    • Mr. Sanchez – Government/Economics Honors
  • “I think this is definitely beneficial to students in the long run. Sure, people are probably going to complain because they think this is boring, but with America being pretty demanding in terms of money, we need all the help we can get. Learning taxes and finance management can help students make good choices when they have to start paying for their own things in college, which already costs an arm and a leg, and then some (not including student debt). While those who are in high school now have to learn most of these things themselves, this law makes that information more readily available for kids in the future. While taxes and finance in general are viewed as a boring adult thing, I know for sure my future self would really appreciate having this sort of information earlier rather than later.”

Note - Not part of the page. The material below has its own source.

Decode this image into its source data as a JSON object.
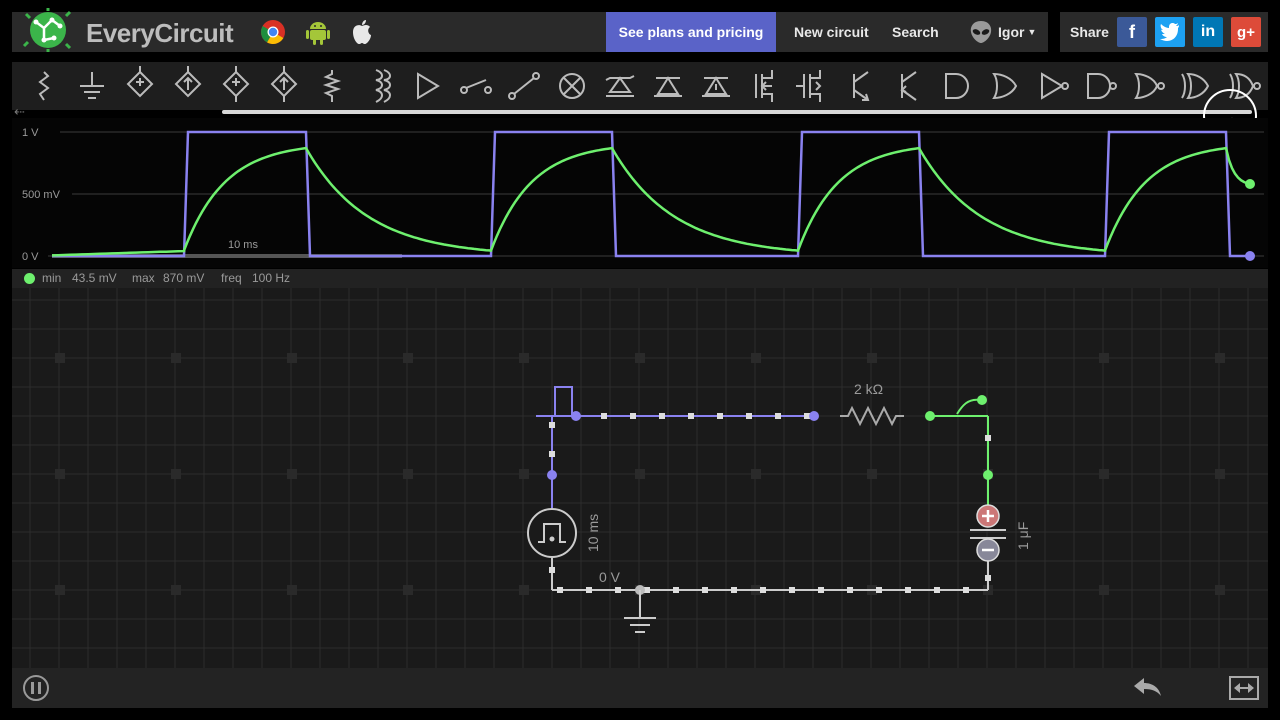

    • Gianpaolo Ciaffoni, junior
  • “As a sophomore I am not too familiar with the current economics course, however I do think this would help more students down the road. With the expanded list of content this course would cover I think it would make a substantial impact on the student because it would uncover more adult-related topics that are oftentimes overlooked. If I was given the opportunity to take the class I would definitely enroll since it will at least expose me to the economic portion of my adulthood early on.”
    • Isabella Lasarte, sophomore
  • “In considering the contents of this new financial literacy course I believe this will benefit many more Floridan students. While I will not be able to take advantage of the course since I shall be moving onto the college level I think it would be something I would have considered more closely for my electives. This will definitely help underclassmen immensely since they would be a step ahead of the college curve. With college preparation calling for student loans, etc. this class will allow for more students to understand the process more acutely.”
    • Zayna Diaz, senior